Though he has no method for eradicating autumn olive, Dornbos does have a somewhat radical proposal for the shrub: grow it intentionally. Because the invader is almost completely cellulose, and because it is such a voracious gobbler of CO2, he argues that the plant should be grown to clean the atmosphere, then harvested to make ethanol.

"The idea is, if you have marginal land, plant autumn olive—grow it in a field. Let it grow for two or three years … If you cut it down to the ground every two or three years, it will not fruit,” he explained. The cuttings would be harvested to make ethanol, and the shrub would regenerate from its stump. autumn olive

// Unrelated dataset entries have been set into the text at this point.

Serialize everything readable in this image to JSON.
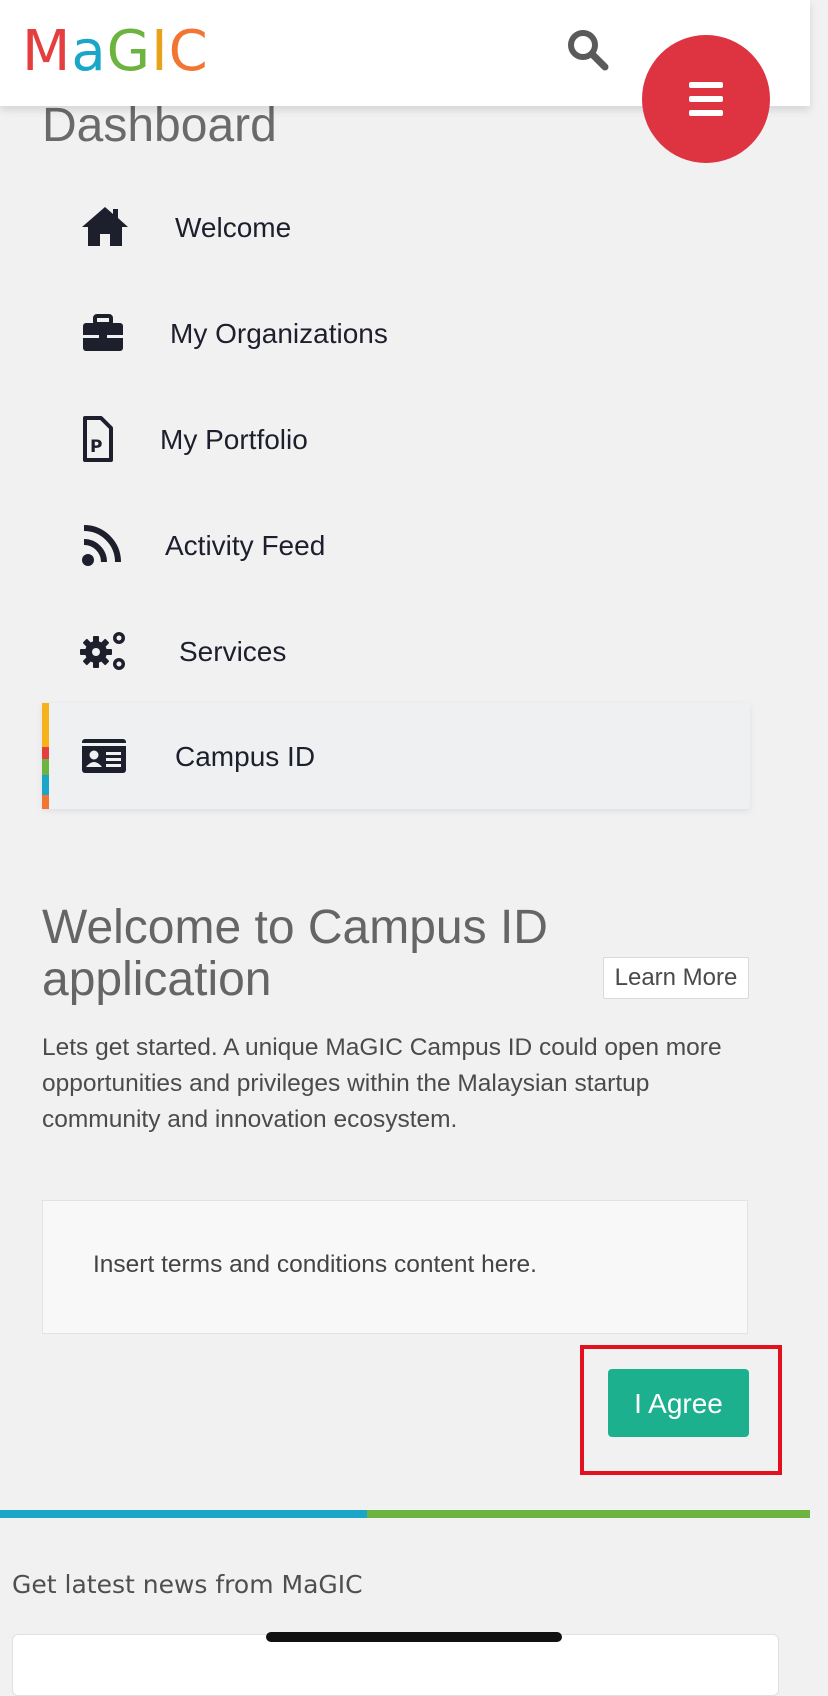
{
  "header": {
    "logo_letters": [
      {
        "char": "M",
        "color": "#e43e3f"
      },
      {
        "char": "a",
        "color": "#1aa6c9"
      },
      {
        "char": "G",
        "color": "#6db33f"
      },
      {
        "char": "I",
        "color": "#e8a21a"
      },
      {
        "char": "C",
        "color": "#f27533"
      }
    ],
    "search_icon": "search-icon",
    "menu_icon": "hamburger-icon",
    "menu_color": "#de3340"
  },
  "sidebar": {
    "title": "Dashboard",
    "items": [
      {
        "label": "Welcome",
        "icon": "home-icon"
      },
      {
        "label": "My Organizations",
        "icon": "briefcase-icon"
      },
      {
        "label": "My Portfolio",
        "icon": "document-icon"
      },
      {
        "label": "Activity Feed",
        "icon": "rss-icon"
      },
      {
        "label": "Services",
        "icon": "gears-icon"
      },
      {
        "label": "Campus ID",
        "icon": "id-card-icon",
        "active": true
      }
    ],
    "accent_colors": [
      "#f5b21b",
      "#e43e3f",
      "#6db33f",
      "#1aa6c9",
      "#f27533"
    ]
  },
  "main": {
    "heading": "Welcome to Campus ID application",
    "learn_more_label": "Learn More",
    "intro": "Lets get started. A unique MaGIC Campus ID could open more opportunities and privileges within the Malaysian startup community and innovation ecosystem.",
    "terms_text": "Insert terms and conditions content here.",
    "agree_label": "I Agree",
    "agree_color": "#1db08e"
  },
  "footer": {
    "divider_colors": [
      "#1aa6c9",
      "#6db33f"
    ],
    "news_heading": "Get latest news from MaGIC"
  }
}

Using autumn olive to make ethanol may be a more cost-effective than using corn, he said. “It takes almost as much energy to produce the corn and the ethanol from the corn as there is in the ethanol,” he said, adding “It’s a Reformed way of thinking. We have to be redemptive in everything. A weed is only a plant growing where you don’t want it to be. If you can use autumn olive to maximize biomass and, therefore, ethanol, why not?